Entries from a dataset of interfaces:
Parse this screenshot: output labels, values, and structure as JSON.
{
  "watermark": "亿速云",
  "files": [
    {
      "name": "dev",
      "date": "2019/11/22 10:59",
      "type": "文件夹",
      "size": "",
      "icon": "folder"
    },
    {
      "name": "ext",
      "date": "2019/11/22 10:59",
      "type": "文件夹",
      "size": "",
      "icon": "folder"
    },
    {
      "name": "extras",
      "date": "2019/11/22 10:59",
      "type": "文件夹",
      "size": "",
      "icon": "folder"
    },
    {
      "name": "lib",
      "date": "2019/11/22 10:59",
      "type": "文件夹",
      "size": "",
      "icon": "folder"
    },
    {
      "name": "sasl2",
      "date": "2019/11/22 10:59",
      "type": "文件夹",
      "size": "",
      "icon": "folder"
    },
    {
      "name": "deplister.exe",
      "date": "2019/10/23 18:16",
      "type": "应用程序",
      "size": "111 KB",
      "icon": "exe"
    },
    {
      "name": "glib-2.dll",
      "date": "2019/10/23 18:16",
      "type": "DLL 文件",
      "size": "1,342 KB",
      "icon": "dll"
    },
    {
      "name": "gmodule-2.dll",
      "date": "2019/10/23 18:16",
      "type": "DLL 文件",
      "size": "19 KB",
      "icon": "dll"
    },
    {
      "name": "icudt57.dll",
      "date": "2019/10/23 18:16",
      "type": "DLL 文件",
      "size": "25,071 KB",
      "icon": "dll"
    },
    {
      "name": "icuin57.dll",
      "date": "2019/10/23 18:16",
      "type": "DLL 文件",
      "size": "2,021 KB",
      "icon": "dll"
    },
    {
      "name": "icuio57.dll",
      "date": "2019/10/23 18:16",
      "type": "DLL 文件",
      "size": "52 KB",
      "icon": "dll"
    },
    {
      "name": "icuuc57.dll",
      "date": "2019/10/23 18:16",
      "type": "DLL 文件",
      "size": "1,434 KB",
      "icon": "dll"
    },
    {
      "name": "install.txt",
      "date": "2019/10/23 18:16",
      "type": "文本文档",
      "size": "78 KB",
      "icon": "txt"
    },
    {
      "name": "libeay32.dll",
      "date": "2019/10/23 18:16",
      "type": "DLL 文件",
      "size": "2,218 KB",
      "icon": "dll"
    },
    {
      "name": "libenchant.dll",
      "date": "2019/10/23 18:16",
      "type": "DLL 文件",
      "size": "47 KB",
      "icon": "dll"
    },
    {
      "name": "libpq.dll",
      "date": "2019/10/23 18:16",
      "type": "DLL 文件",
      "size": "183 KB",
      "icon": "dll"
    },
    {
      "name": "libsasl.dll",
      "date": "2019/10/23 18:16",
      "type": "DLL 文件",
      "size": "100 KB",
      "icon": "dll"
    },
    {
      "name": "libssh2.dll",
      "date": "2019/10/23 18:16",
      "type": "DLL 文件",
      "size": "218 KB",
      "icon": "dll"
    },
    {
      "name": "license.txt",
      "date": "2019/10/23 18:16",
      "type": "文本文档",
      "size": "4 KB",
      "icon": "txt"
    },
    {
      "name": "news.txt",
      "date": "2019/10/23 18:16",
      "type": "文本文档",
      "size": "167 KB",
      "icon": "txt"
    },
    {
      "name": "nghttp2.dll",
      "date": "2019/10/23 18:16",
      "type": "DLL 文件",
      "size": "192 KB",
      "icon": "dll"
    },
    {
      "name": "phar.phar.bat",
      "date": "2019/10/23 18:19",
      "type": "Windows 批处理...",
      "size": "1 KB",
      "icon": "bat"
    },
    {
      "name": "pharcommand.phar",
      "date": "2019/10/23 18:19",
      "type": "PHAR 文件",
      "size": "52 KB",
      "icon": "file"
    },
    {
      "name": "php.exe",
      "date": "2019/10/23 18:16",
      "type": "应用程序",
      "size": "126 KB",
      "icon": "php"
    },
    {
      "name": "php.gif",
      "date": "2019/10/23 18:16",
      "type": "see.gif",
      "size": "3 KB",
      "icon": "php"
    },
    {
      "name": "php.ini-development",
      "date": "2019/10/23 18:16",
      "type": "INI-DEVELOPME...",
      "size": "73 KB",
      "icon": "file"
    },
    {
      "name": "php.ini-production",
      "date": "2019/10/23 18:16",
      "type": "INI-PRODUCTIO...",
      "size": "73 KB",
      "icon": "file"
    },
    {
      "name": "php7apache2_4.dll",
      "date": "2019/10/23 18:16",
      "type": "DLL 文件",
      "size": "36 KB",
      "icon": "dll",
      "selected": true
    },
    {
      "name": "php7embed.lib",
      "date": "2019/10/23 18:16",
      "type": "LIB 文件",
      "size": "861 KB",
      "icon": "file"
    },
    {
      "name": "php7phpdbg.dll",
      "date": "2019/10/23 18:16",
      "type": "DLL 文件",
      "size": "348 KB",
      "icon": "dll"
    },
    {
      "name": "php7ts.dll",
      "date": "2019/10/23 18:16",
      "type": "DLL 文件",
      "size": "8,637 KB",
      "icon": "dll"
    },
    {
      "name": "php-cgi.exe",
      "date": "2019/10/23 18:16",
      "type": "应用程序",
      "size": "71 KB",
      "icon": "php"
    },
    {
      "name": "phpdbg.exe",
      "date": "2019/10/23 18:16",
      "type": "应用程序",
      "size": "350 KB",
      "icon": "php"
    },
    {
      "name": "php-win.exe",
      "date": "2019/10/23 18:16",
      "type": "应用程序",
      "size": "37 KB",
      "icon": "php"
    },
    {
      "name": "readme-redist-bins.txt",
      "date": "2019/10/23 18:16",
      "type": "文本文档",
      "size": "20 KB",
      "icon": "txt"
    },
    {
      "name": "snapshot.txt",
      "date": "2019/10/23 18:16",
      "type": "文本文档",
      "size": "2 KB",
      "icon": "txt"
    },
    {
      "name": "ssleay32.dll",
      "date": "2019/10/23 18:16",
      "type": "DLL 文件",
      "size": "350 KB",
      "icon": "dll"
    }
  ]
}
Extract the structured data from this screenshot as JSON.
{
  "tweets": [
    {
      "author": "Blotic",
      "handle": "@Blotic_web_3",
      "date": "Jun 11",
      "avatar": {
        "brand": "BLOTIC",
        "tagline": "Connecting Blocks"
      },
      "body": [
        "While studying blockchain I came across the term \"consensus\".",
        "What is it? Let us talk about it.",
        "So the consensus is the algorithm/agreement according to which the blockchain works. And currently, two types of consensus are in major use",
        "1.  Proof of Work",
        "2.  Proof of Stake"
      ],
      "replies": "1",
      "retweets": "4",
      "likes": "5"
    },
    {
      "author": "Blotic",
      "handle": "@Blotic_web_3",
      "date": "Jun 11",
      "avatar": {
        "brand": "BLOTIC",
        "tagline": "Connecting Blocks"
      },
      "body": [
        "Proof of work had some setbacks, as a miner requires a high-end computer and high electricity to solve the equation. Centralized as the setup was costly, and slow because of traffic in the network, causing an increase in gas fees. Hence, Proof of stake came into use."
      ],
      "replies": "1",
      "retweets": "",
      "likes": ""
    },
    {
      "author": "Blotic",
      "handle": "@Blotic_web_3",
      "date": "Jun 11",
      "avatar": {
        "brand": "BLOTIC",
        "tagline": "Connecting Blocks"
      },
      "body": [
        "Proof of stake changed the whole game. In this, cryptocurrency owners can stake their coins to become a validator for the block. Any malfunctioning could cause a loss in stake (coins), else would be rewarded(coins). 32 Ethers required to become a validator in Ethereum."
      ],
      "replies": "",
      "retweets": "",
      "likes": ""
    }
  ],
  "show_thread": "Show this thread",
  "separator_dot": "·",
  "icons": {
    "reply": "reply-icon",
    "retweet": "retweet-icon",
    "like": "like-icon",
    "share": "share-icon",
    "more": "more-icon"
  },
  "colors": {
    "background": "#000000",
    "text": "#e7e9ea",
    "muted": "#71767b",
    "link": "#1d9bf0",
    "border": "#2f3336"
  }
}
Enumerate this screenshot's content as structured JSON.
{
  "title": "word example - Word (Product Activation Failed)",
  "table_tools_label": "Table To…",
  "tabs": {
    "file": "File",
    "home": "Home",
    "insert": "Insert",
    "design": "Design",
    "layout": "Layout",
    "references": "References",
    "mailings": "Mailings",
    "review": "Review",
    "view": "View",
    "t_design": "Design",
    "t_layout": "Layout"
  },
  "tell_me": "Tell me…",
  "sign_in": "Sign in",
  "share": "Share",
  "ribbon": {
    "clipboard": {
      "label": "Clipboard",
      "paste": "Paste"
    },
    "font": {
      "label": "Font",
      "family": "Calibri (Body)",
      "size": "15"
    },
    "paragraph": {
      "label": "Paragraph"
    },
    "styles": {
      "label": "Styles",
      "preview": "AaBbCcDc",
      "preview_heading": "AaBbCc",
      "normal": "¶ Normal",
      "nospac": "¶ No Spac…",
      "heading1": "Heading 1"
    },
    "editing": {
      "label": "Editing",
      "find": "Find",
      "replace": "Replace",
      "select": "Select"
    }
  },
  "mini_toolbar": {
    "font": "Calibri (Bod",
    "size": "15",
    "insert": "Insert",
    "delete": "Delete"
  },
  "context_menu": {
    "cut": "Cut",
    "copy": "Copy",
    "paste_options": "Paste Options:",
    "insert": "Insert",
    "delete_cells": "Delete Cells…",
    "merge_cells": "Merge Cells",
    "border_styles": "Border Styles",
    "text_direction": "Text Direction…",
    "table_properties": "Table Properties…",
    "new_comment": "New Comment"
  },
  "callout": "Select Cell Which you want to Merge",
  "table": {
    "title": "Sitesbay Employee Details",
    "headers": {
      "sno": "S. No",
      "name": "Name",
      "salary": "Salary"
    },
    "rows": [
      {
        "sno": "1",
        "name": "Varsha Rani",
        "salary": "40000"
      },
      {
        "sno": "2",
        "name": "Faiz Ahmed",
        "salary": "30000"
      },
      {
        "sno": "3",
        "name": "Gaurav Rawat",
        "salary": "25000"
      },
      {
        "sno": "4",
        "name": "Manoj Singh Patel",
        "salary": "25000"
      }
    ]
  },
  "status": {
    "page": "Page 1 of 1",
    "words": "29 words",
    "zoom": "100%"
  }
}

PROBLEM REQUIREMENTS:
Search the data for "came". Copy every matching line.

OUTPUT FOR THIS TASK:
        "While studying blockchain I came across the term \"consensus\".",
        "Proof of work had some setbacks, as a miner requires a high-end computer and high electricity to solve the equation. Centralized as the setup was costly, and slow because of traffic in the network, causing an increase in gas fees. Hence, Proof of stake came into use."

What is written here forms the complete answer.